**Task objective:**
Count the lines below that contain the word "stop" and give only the number.

== Input for this task

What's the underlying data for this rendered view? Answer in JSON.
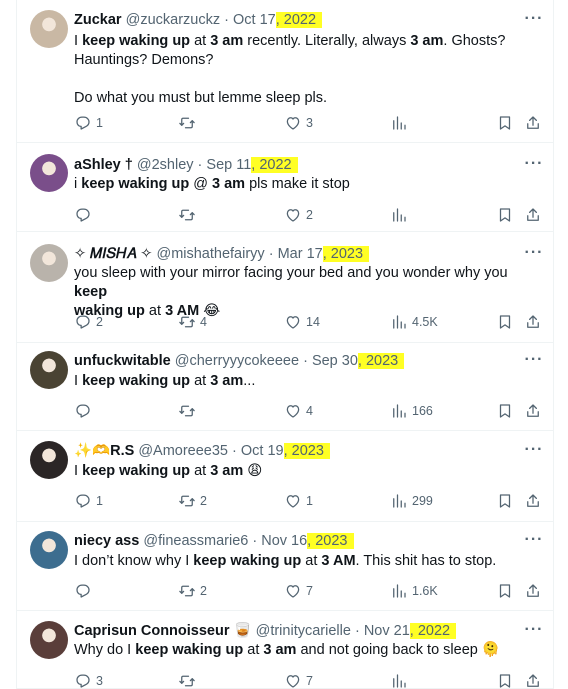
{
  "tweets": [
    {
      "name": "Zuckar",
      "handle": "@zuckarzuckz",
      "date_pre": "Oct 17",
      "date_year": ", 2022",
      "text_lines": [
        [
          {
            "t": "I "
          },
          {
            "t": "keep waking up",
            "b": true
          },
          {
            "t": " at "
          },
          {
            "t": "3 am",
            "b": true
          },
          {
            "t": " recently. Literally, always "
          },
          {
            "t": "3 am",
            "b": true
          },
          {
            "t": ". Ghosts?"
          }
        ],
        [
          {
            "t": "Hauntings? Demons?"
          }
        ],
        [
          {
            "t": ""
          }
        ],
        [
          {
            "t": "Do what you must but lemme sleep pls."
          }
        ]
      ],
      "replies": "1",
      "retweets": "",
      "likes": "3",
      "views": "",
      "avatar_color": "#c9b8a4"
    },
    {
      "name": "aShley †",
      "handle": "@2shley",
      "date_pre": "Sep 11",
      "date_year": ", 2022",
      "text_lines": [
        [
          {
            "t": "i "
          },
          {
            "t": "keep waking up",
            "b": true
          },
          {
            "t": " @ "
          },
          {
            "t": "3 am",
            "b": true
          },
          {
            "t": " pls make it stop"
          }
        ]
      ],
      "replies": "",
      "retweets": "",
      "likes": "2",
      "views": "",
      "avatar_color": "#7a4e8a"
    },
    {
      "name": "✧ 𝑀𝐼𝑆𝐻𝐴 ✧",
      "handle": "@mishathefairyy",
      "date_pre": "Mar 17",
      "date_year": ", 2023",
      "text_lines": [
        [
          {
            "t": "you sleep with your mirror facing your bed and you wonder why you "
          },
          {
            "t": "keep",
            "b": true
          }
        ],
        [
          {
            "t": "waking up",
            "b": true
          },
          {
            "t": " at "
          },
          {
            "t": "3 AM",
            "b": true
          },
          {
            "t": " 😂"
          }
        ]
      ],
      "replies": "2",
      "retweets": "4",
      "likes": "14",
      "views": "4.5K",
      "avatar_color": "#b9b3ab"
    },
    {
      "name": "unfuckwitable",
      "handle": "@cherryyycokeeee",
      "date_pre": "Sep 30",
      "date_year": ", 2023",
      "text_lines": [
        [
          {
            "t": "I "
          },
          {
            "t": "keep waking up",
            "b": true
          },
          {
            "t": " at "
          },
          {
            "t": "3 am",
            "b": true
          },
          {
            "t": "..."
          }
        ]
      ],
      "replies": "",
      "retweets": "",
      "likes": "4",
      "views": "166",
      "avatar_color": "#4a4333"
    },
    {
      "name": "✨🫶R.S",
      "handle": "@Amoreee35",
      "date_pre": "Oct 19",
      "date_year": ", 2023",
      "text_lines": [
        [
          {
            "t": "I "
          },
          {
            "t": "keep waking up",
            "b": true
          },
          {
            "t": " at "
          },
          {
            "t": "3 am",
            "b": true
          },
          {
            "t": " 😩"
          }
        ]
      ],
      "replies": "1",
      "retweets": "2",
      "likes": "1",
      "views": "299",
      "avatar_color": "#2b2626"
    },
    {
      "name": "niecy ass",
      "handle": "@fineassmarie6",
      "date_pre": "Nov 16",
      "date_year": ", 2023",
      "text_lines": [
        [
          {
            "t": "I don’t know why I "
          },
          {
            "t": "keep waking up",
            "b": true
          },
          {
            "t": " at "
          },
          {
            "t": "3 AM",
            "b": true
          },
          {
            "t": ". This shit has to stop."
          }
        ]
      ],
      "replies": "",
      "retweets": "2",
      "likes": "7",
      "views": "1.6K",
      "avatar_color": "#3d6d8f"
    },
    {
      "name": "Caprisun Connoisseur 🥃",
      "handle": "@trinitycarielle",
      "date_pre": "Nov 21",
      "date_year": ", 2022",
      "text_lines": [
        [
          {
            "t": "Why do I "
          },
          {
            "t": "keep waking up",
            "b": true
          },
          {
            "t": " at "
          },
          {
            "t": "3 am",
            "b": true
          },
          {
            "t": " and not going back to sleep 🫠"
          }
        ]
      ],
      "replies": "3",
      "retweets": "",
      "likes": "7",
      "views": "",
      "avatar_color": "#5a3e3a"
    }
  ],
  "colors": {
    "highlight": "#ffff24",
    "muted": "#536471",
    "text": "#0f1419",
    "border": "#eff3f4"
  },
  "icons": [
    "reply-icon",
    "retweet-icon",
    "like-icon",
    "views-icon",
    "bookmark-icon",
    "share-icon",
    "more-icon"
  ]
}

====

**Output for this exercise:**
2